**31. **Female mathematics? “In the present book, the author continues his investigations of the mathematical – in particular geometrical – thought of African cultures and of its possible utility in mathematics teaching in an African context. It concentrates on women's geometrical creations, in part because women students may need extra encouragement in Africa as elsewhere in order to counterbalance the model mathematician normally presented in cosmopolitan mathematics education, but mainly because women are the sophisticated geometers in the cultures that are dealt with in the book:

**32. **Female mathematics? they decorate the houses, they weave bags and baskets from coloured straw, they make tattooings – and some of them are experts who guide others. (…) Here as elsewhere, sophisticated mathematics is a specialist's business, as reported in various places in the book. The notion of “sophisticated mathematics” is justified, even though the specialists in question do not look at themselves as “mathematicians”, a role for which traditional society has no space; but many of the patterns shown in the book exhibit symmetries that bear witness of intense reflection on formal properties of patterns.”

**33. **Some projects
my current research project
ideas for future research

**34. **Current research project GenderMathematik: Gender competence as an innovative element of teacher education in mathematics
joint project:
Anina Mischau (sociology, Bielefeld)
Sabine Mehlmann (pedagogics, Gießen)
A.B. (mathematics, Hamburg)
team members: Torsten Woellmann, Georgine Kalil
supported by the German Ministry of Education and Research

**35. **Current research project GenderMathematik: Gender competence as an innovative element of teacher education in mathematics
main steps:
design and development of a seminar “Gender Competence in Mathematics” for teacher education at universities
testing and evaluation of the seminar at eight German universities

**36. **Current research project GenderMathematik: Gender competence as an innovative element of teacher education in mathematics
contents of the seminar:
knowledge on gender: e.g., mathematics as a gendered discipline
didactical competence: methods for gender-sensitive teaching of mathematics
(self) reflection

**37. **Ideas for future research Mathematics as a field of social practice:
mathematicians at work
mathematics as scientific community with special culture
metaphors
which practices are part of mathematics and which are not?

**38. **Ideas for future research Metaphors:
mathematical structures or objects
live in certain spaces
inherit properties
get married

**39. **Ideas for future research Mathematics as social practice
possible method:
laboratory studies: ethnographic studies on scientists at work

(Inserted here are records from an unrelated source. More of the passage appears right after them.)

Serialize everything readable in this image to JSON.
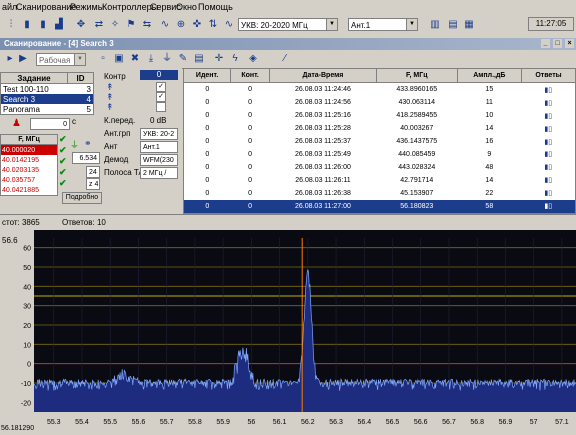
{
  "menu": [
    "айл",
    "Сканирование",
    "Режимы",
    "Контроллеры",
    "Сервис",
    "Окно",
    "Помощь"
  ],
  "toolbar": {
    "band_combo": "УКВ: 20-2020 МГц",
    "ant_combo": "Ант.1",
    "clock": "11:27:05"
  },
  "window_title": "Сканирование - [4] Search 3",
  "subtool": {
    "mode_combo": "Рабочая"
  },
  "tasks": {
    "headers": [
      "Задание",
      "ID"
    ],
    "rows": [
      {
        "name": "Test 100-110",
        "id": "3"
      },
      {
        "name": "Search 3",
        "id": "4"
      },
      {
        "name": "Panorama",
        "id": "5"
      }
    ]
  },
  "controls": {
    "kontr_label": "Контр",
    "kontr_value": "0",
    "kperedd_label": "К.перед.",
    "kperedd_value": "0 dB",
    "antgrp_label": "Ант.грп",
    "antgrp_value": "УКВ: 20-2",
    "ant_label": "Ант",
    "ant_value": "Ант.1",
    "demod_label": "Демод",
    "demod_value": "WFM(230",
    "polosa_label": "Полоса ТА",
    "polosa_value": "2 МГц /",
    "time_field": "0",
    "time_unit": "с",
    "field_6534": "6.534",
    "field_24": "24",
    "field_z4": "z 4",
    "podrobno": "Подробно"
  },
  "freqlist": {
    "header": "F, МГц",
    "items": [
      "40.000020",
      "40.0142195",
      "40.0203135",
      "40.035757",
      "40.0421885"
    ]
  },
  "grid": {
    "headers": [
      "Идент.",
      "Конт.",
      "Дата-Время",
      "F, МГц",
      "Ампл.,дБ",
      "Ответы"
    ],
    "rows": [
      {
        "id": "0",
        "kont": "0",
        "dt": "26.08.03  11:24:46",
        "f": "433.8960165",
        "a": "15"
      },
      {
        "id": "0",
        "kont": "0",
        "dt": "26.08.03  11:24:56",
        "f": "430.063114",
        "a": "11"
      },
      {
        "id": "0",
        "kont": "0",
        "dt": "26.08.03  11:25:16",
        "f": "418.2589455",
        "a": "10"
      },
      {
        "id": "0",
        "kont": "0",
        "dt": "26.08.03  11:25:28",
        "f": "40.003267",
        "a": "14"
      },
      {
        "id": "0",
        "kont": "0",
        "dt": "26.08.03  11:25:37",
        "f": "436.1437575",
        "a": "16"
      },
      {
        "id": "0",
        "kont": "0",
        "dt": "26.08.03  11:25:49",
        "f": "440.085459",
        "a": "9"
      },
      {
        "id": "0",
        "kont": "0",
        "dt": "26.08.03  11:26:00",
        "f": "443.028324",
        "a": "48"
      },
      {
        "id": "0",
        "kont": "0",
        "dt": "26.08.03  11:26:11",
        "f": "42.791714",
        "a": "14"
      },
      {
        "id": "0",
        "kont": "0",
        "dt": "26.08.03  11:26:38",
        "f": "45.153907",
        "a": "22"
      },
      {
        "id": "0",
        "kont": "0",
        "dt": "26.08.03  11:27:00",
        "f": "56.180823",
        "a": "58"
      }
    ]
  },
  "status": {
    "left": "стот: 3865",
    "mid": "Ответов: 10"
  },
  "spectrum": {
    "top_label": "56.6",
    "bottom_left": "56.181290",
    "y_ticks": [
      "60",
      "50",
      "40",
      "30",
      "20",
      "10",
      "0",
      "-10",
      "-20"
    ],
    "x_ticks": [
      "55.3",
      "55.4",
      "55.5",
      "55.6",
      "55.7",
      "55.8",
      "55.9",
      "56",
      "56.1",
      "56.2",
      "56.3",
      "56.4",
      "56.5",
      "56.6",
      "56.7",
      "56.8",
      "56.9",
      "57",
      "57.1"
    ],
    "marker_freq": 56.18,
    "peak_freq": 56.2,
    "colors": {
      "trace": "#7fa8ff",
      "fill": "#1e2c80",
      "marker": "#ff7a00",
      "grid_h": "#c9b000",
      "bg": "#0a0a12"
    }
  }
}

**40. **Ideas for future research Mathematics as social practice
Bettina Heintz: Die Innenwelt der Mathematik, 2000:
ethnographic study at the Max-Planck-Institut for Mathematics in Bonn
sociology of mathematics
gender almost not considered

**41. **Ideas for future research Questions that may be gender-related:
from a review of Heintz’ book, by Moritz Epple:
Which research topics are considered to be important? Which methods are considered to be promising? Which groups share these views?
How does the mathematical community award reputation?
How do different areas of mathematics compete for resources and how are such competitions settled?

**42. **Thank you for your attention !!